Determine how many lines of the material below contain "Назови". Report only that figure.
#### ENTRIES SHOWN ####
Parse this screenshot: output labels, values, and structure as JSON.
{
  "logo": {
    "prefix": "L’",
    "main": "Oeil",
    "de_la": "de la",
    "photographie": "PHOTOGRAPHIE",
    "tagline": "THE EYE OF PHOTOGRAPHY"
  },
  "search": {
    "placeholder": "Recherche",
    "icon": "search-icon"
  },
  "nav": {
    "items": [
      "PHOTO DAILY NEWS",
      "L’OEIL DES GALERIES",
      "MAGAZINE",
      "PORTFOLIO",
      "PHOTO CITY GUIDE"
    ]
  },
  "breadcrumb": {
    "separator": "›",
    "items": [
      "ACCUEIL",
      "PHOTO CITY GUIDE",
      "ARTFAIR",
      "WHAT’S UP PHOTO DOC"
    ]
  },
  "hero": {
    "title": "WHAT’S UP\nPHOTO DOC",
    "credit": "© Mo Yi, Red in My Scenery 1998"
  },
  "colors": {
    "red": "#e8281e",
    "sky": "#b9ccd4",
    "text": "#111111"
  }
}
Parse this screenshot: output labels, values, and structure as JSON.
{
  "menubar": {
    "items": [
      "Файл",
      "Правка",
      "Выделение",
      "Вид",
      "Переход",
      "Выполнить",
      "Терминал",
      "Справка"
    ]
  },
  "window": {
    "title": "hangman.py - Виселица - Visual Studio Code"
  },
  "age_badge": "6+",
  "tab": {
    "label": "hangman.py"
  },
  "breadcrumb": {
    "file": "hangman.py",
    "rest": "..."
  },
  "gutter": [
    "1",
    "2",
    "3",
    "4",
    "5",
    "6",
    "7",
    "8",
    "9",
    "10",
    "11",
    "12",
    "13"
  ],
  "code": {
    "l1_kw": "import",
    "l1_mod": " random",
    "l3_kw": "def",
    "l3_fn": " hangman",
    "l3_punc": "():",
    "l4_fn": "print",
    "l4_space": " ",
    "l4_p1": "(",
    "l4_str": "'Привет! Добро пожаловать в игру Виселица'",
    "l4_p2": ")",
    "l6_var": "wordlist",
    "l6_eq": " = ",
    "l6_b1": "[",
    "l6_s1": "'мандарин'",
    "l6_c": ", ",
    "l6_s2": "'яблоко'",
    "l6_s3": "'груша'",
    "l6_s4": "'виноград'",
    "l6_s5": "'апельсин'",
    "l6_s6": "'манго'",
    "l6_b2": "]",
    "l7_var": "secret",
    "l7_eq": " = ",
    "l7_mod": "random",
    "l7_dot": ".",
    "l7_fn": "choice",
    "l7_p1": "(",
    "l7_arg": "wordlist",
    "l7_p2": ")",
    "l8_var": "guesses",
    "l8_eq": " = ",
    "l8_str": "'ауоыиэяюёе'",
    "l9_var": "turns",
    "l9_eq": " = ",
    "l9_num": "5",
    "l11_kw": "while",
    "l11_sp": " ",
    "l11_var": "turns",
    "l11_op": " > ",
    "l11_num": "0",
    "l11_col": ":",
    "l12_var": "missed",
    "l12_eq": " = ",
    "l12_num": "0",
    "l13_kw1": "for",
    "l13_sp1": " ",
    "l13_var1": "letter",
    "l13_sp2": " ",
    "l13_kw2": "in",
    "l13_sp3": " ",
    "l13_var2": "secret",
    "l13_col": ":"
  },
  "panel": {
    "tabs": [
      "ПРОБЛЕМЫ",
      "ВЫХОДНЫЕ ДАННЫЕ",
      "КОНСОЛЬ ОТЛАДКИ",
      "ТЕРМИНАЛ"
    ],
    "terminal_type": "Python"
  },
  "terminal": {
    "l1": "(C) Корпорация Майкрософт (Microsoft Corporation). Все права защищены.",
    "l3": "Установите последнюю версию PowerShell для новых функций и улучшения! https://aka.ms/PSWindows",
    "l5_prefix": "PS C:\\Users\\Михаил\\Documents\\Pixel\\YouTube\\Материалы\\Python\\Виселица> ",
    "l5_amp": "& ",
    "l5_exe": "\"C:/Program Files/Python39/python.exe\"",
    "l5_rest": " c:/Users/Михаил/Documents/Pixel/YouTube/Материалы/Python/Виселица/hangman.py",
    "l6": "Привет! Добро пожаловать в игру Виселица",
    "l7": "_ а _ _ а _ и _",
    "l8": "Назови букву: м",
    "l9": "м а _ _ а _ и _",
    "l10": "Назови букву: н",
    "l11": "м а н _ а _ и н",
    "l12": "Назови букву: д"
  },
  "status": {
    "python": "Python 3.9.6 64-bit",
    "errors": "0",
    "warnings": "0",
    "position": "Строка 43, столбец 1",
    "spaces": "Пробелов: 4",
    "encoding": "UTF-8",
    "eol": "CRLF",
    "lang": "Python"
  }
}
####
[COMPLETED EXERCISE]
3